I’m not sure whether Virgin Media thinks anyone will enjoy using the bright red, heavily branded neoprene slipcase, or will make any use at all of the range of stickers that are provided for you to personalise the netbook’s shell, but these things are not deal breakers.
There are just two USB ports, one on the left and one on the right side of the shell, with headphones and microphone slots also on the left side. Unusually the battery is housed on the underside of the casing so that the back is available for connectors as well as the left and right edges. The back houses VGA-out, Ethernet and a flash memory card reader slot, that latter in what is probably the least ergonomic position possible.
There’s no Bluetooth, but Wi-Fi runs to b/g and n. Microsoft Works is bundled, which means you should be able to do some useful things right out of the box.
It is all pleasing enough, but battery life is a stinker. The battery is 3-cell, offering 3300mAh which Virgin Mobile says provides two and a half hours of life. I felt lucky to get two hours of browsing and streaming from a full charge.
I was amazed that Virgin Mobile did not bother to bundle their 3G dongle with the netbook, a PR faux pas of magnificent proportions. But I used the netbook consistently with a Vodafone dongle with no ill-effects.
I’m really not sure about these free netbooks. To get this one you have to embark on a 24 month contract. There are various tariffs, and they include home broadband, telephony services and TV services. If you are already keen on Virgin Media for those, then maybe it makes sense, but I can’t see anyone being drawn by the mobile broadband offering on its own. There is just too much competition out there at the moment.

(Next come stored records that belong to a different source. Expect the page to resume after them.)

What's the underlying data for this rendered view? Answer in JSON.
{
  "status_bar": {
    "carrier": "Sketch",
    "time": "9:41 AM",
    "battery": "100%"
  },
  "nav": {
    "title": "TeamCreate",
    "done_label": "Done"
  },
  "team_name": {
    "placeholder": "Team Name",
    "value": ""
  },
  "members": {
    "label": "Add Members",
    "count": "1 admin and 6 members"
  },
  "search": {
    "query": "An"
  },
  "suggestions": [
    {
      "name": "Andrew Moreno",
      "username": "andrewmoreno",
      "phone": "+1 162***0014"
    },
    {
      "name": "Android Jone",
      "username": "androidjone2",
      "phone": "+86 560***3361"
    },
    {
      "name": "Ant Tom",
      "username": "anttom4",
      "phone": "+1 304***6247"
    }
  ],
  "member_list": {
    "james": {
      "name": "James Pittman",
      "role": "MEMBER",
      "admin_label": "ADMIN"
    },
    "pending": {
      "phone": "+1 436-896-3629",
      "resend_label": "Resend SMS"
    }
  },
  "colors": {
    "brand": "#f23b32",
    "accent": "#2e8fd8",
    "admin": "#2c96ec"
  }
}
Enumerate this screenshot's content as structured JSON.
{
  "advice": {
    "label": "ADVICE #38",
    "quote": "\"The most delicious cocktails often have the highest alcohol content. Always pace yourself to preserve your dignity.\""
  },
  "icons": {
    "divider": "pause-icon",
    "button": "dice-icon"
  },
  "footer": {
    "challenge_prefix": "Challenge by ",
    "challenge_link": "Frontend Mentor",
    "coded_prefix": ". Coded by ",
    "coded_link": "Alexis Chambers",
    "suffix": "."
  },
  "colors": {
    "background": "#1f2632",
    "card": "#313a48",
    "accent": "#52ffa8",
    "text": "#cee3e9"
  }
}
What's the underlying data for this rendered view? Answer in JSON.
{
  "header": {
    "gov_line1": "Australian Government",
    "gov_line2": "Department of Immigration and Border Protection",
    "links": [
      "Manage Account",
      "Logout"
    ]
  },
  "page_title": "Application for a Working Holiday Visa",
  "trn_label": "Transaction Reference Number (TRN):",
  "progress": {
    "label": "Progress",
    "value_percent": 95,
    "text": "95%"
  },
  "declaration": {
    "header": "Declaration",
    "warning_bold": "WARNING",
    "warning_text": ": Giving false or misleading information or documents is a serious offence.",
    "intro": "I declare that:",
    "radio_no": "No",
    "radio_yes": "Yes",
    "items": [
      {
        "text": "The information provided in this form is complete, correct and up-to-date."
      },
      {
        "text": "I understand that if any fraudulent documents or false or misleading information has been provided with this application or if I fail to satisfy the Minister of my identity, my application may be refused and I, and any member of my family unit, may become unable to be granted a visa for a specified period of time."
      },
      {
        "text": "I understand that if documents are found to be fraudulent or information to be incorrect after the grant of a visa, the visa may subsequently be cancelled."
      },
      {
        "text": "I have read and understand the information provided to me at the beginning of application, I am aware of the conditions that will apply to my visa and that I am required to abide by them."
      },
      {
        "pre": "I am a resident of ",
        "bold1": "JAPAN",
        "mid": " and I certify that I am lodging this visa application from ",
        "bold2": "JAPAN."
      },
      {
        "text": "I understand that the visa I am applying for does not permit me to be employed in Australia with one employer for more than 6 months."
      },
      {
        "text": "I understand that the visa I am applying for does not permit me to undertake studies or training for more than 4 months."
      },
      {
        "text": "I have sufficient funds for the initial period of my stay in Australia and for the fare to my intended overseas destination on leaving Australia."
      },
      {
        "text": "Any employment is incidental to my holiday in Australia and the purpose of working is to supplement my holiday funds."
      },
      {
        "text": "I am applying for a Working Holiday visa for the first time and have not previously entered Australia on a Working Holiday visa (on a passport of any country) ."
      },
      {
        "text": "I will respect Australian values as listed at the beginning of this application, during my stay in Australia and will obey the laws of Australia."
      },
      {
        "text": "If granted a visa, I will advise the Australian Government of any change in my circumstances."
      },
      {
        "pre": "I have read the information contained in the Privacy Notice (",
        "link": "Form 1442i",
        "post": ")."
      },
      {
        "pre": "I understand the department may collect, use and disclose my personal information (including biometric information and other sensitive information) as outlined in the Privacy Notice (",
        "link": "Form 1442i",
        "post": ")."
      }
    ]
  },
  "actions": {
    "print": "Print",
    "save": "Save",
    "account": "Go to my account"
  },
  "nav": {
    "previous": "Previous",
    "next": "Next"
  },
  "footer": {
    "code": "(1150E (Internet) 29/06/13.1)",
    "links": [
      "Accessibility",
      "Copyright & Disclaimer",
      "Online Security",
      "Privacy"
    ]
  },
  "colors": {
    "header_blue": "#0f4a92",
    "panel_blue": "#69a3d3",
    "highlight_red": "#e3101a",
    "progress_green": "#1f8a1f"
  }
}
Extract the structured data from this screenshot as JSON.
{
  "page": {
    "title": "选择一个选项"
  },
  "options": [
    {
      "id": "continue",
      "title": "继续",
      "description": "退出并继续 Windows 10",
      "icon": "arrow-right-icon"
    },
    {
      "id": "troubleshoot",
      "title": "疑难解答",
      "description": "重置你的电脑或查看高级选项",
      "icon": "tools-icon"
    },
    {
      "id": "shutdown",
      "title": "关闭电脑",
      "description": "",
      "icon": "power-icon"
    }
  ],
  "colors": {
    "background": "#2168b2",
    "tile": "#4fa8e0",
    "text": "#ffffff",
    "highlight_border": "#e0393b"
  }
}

You’ll find all the current tariffs details at the Virgin Media Web site.